> Work order
From the material below, return every line that includes "icon".

> Exercise materials
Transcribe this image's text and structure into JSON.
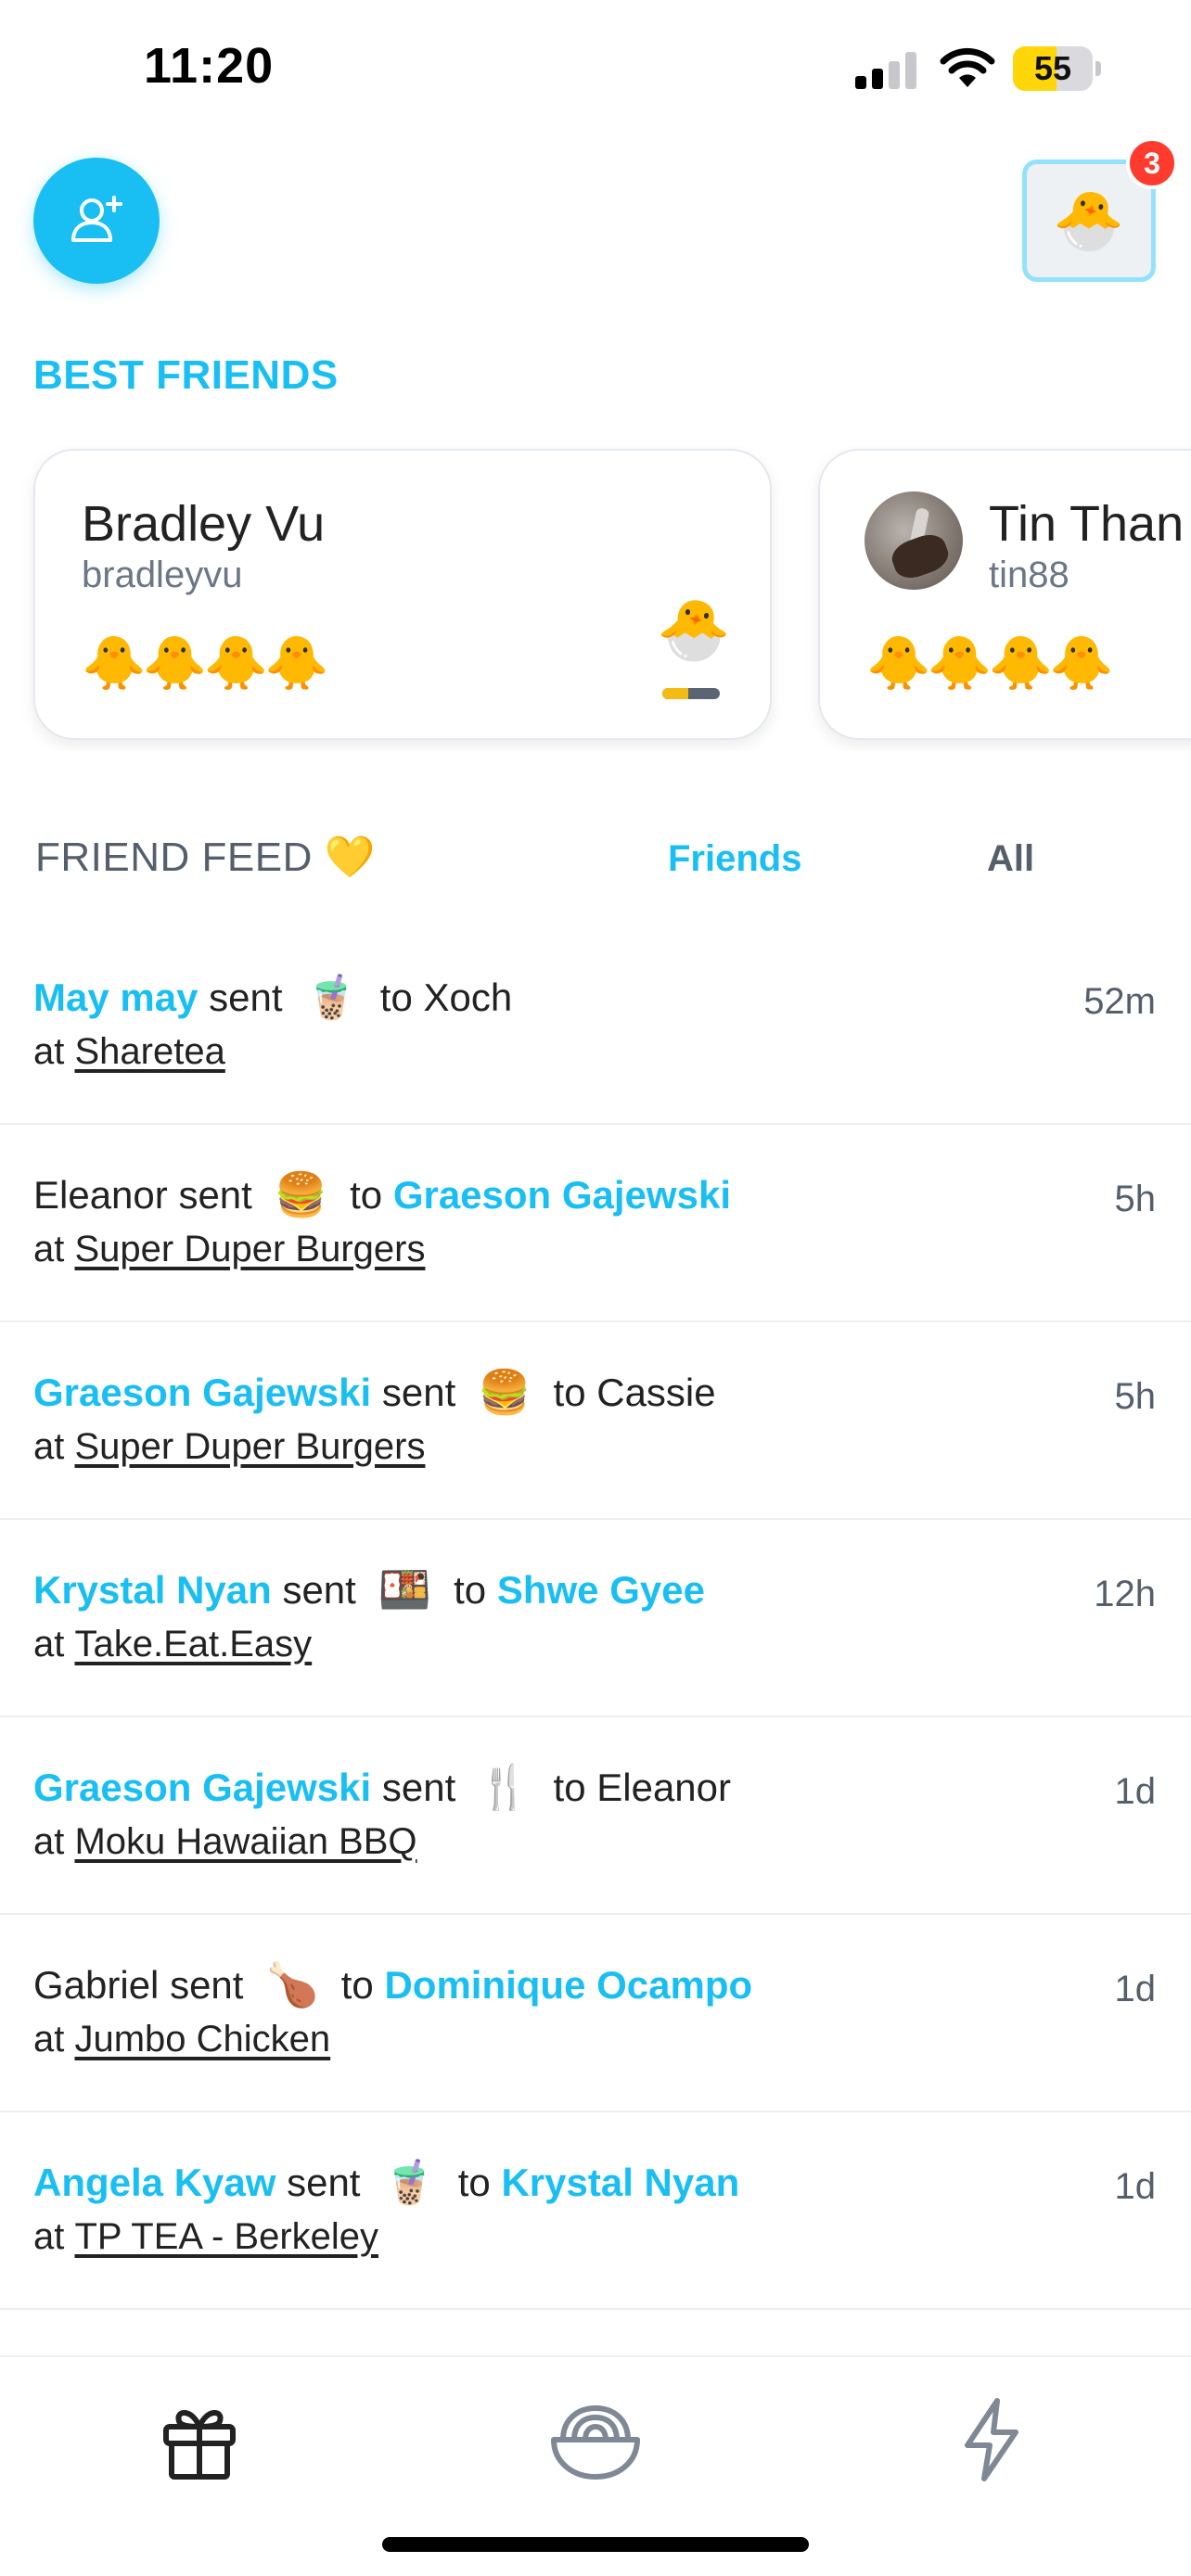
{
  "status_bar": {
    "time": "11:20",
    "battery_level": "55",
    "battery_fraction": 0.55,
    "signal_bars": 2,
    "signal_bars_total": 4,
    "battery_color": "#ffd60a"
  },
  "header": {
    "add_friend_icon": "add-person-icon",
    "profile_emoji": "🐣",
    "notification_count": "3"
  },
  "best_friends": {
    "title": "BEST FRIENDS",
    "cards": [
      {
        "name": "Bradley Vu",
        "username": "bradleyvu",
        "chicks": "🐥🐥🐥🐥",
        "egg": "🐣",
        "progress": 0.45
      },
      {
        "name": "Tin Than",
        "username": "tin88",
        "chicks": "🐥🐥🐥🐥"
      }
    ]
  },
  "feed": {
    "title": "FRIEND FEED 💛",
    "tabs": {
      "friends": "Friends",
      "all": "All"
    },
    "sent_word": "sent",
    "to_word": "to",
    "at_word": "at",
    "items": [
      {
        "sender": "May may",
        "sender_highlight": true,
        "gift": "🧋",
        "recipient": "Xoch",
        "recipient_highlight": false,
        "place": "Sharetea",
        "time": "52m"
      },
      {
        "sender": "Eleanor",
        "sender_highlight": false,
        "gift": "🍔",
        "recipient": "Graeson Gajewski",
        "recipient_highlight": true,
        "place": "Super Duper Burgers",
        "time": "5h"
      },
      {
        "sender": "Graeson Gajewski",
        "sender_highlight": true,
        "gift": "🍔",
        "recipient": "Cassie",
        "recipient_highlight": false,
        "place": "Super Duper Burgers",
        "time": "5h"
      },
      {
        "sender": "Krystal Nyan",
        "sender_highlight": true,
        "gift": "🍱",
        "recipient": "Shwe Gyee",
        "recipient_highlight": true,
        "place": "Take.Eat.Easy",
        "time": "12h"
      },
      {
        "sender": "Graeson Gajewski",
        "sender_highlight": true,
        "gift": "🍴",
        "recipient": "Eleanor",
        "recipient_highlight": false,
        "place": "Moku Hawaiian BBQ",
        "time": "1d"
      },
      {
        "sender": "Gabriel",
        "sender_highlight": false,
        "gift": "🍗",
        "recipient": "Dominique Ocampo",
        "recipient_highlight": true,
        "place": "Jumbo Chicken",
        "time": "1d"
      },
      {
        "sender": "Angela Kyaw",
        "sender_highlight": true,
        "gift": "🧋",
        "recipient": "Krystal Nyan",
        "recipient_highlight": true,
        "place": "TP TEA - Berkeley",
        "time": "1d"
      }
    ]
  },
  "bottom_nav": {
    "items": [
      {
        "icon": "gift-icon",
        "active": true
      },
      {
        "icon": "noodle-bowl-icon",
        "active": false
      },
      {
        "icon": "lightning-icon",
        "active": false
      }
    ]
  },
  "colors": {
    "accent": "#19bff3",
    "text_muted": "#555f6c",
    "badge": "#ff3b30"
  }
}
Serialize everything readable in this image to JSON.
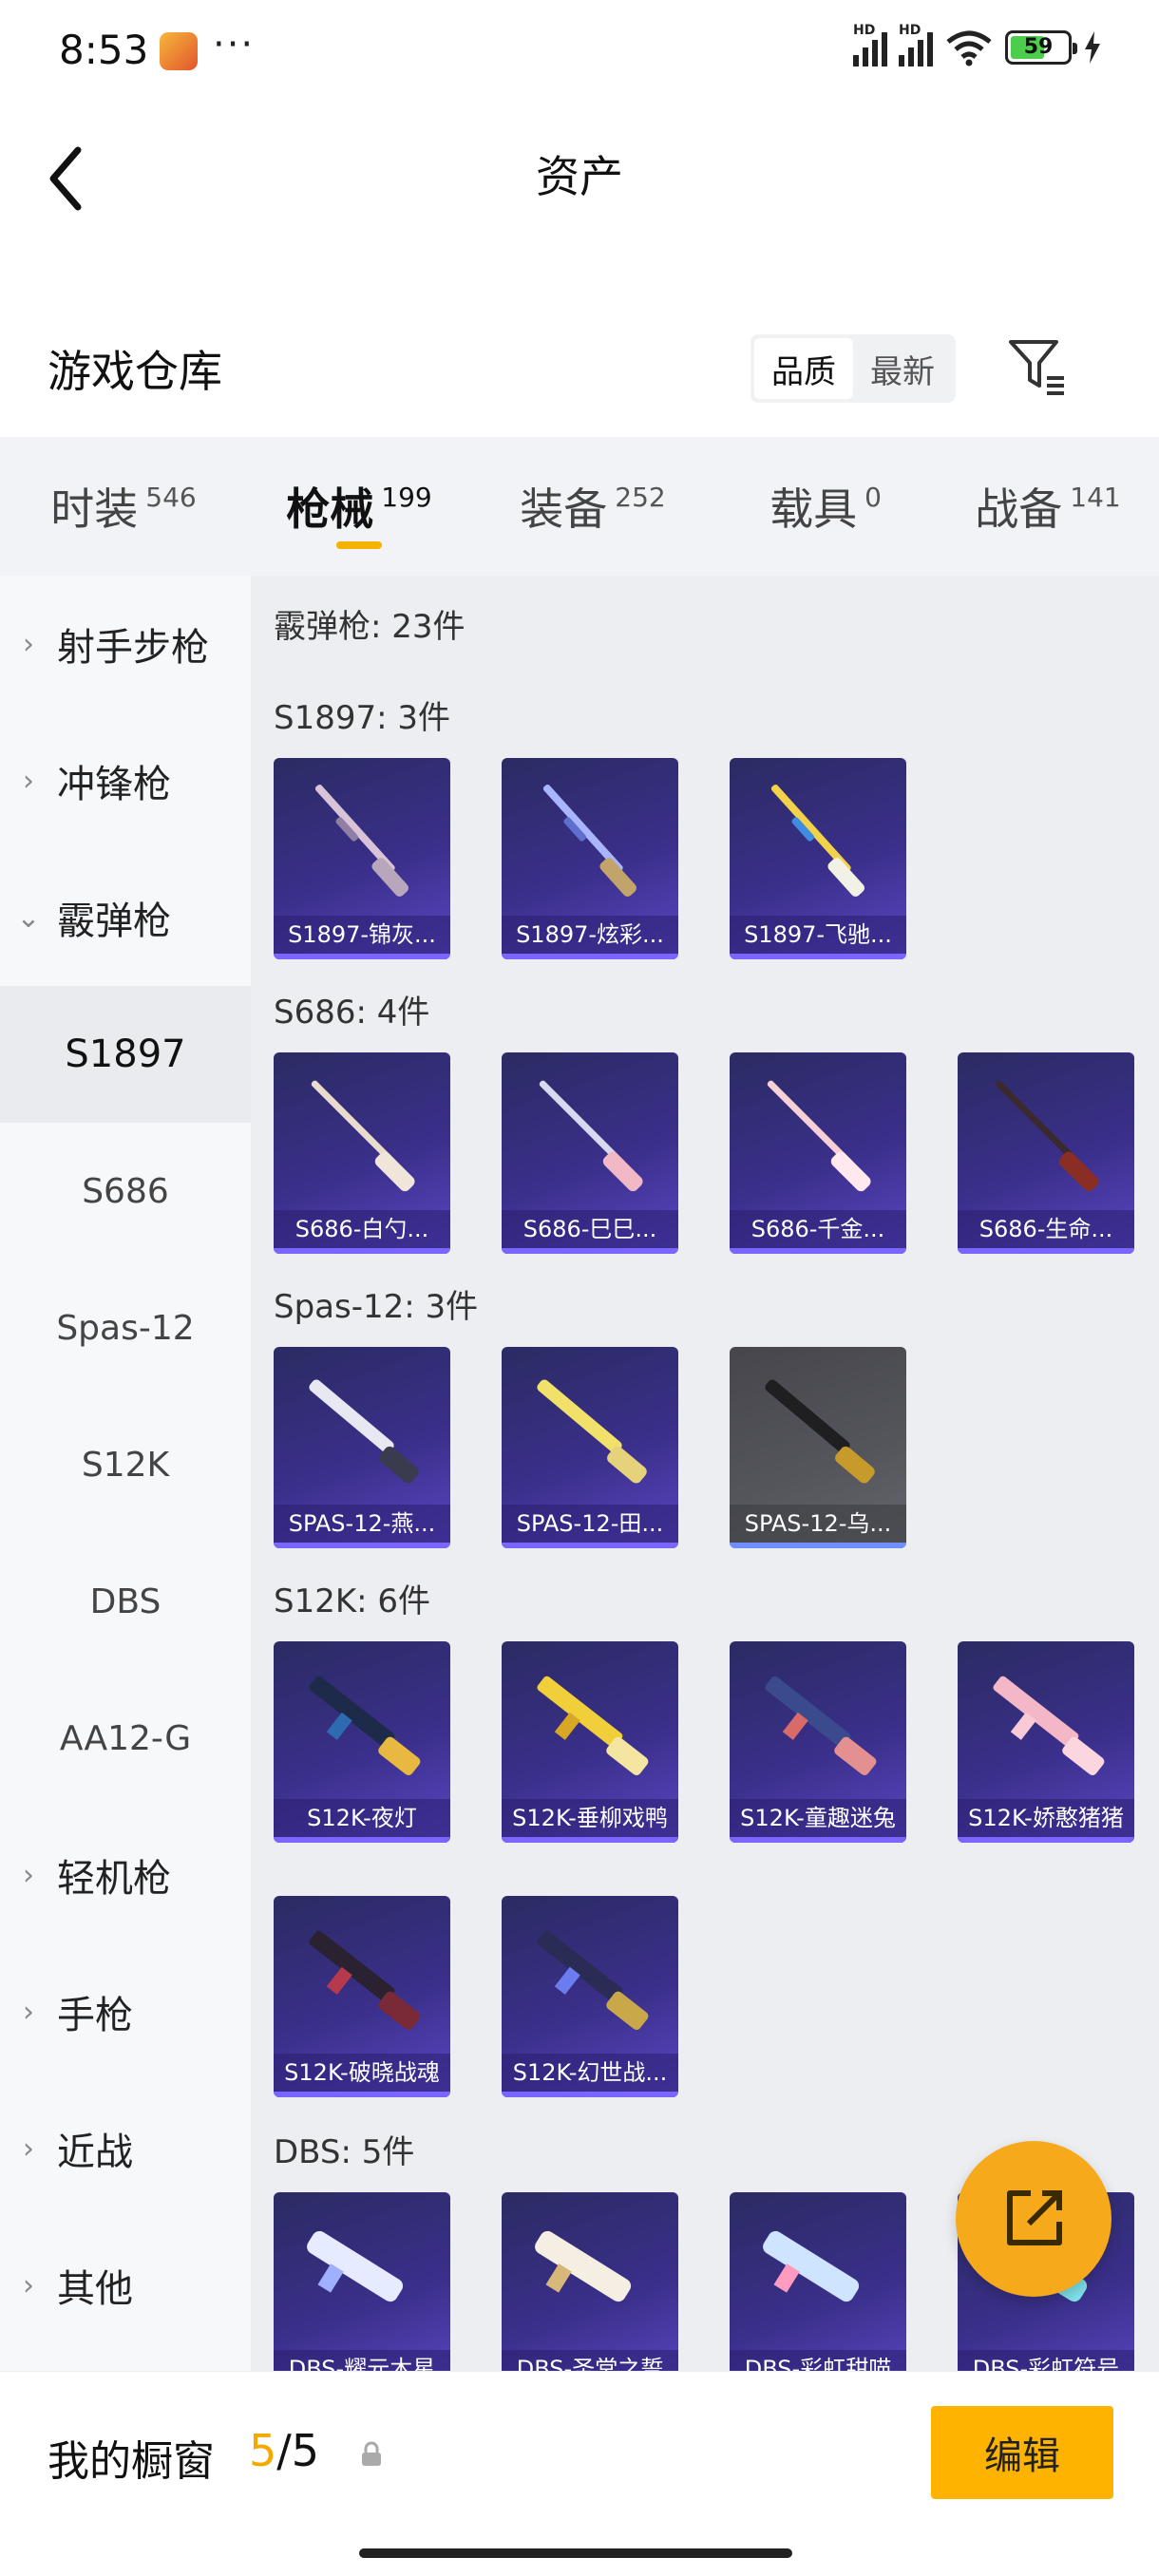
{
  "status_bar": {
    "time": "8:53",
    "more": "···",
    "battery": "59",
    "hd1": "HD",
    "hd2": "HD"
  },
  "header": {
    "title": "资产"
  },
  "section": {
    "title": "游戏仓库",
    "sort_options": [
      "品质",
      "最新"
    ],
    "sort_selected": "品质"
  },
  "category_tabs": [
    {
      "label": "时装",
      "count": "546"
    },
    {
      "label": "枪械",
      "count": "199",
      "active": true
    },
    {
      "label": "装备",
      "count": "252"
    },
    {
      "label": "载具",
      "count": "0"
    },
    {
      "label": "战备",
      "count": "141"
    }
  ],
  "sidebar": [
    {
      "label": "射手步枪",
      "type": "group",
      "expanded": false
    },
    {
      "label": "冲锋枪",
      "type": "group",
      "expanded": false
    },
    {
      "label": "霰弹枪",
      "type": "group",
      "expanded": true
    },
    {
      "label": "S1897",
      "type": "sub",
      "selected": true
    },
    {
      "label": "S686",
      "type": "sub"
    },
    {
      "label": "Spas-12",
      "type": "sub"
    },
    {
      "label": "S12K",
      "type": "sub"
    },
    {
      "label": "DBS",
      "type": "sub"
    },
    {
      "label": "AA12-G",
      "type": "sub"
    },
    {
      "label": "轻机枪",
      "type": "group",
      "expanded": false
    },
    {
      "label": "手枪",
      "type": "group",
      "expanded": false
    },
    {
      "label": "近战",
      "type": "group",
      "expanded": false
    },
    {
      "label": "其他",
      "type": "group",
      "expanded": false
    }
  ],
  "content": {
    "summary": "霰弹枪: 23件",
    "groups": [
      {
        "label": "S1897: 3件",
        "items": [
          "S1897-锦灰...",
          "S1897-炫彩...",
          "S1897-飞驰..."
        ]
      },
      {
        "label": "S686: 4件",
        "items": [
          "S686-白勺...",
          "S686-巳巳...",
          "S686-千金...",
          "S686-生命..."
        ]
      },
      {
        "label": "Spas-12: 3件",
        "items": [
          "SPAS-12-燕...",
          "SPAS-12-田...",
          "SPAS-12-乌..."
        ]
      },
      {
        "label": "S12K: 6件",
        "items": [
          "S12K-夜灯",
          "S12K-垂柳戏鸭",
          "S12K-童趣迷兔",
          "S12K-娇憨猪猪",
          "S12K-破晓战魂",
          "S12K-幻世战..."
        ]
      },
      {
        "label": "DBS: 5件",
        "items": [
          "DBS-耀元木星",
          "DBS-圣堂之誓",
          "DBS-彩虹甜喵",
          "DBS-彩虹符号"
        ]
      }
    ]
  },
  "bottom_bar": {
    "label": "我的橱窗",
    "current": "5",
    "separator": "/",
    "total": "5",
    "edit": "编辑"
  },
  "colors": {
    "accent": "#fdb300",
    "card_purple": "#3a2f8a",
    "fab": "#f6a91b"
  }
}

> Exercise answer
    "add_friend_icon": "add-person-icon",
        "icon": "gift-icon",
        "icon": "noodle-bowl-icon",
        "icon": "lightning-icon",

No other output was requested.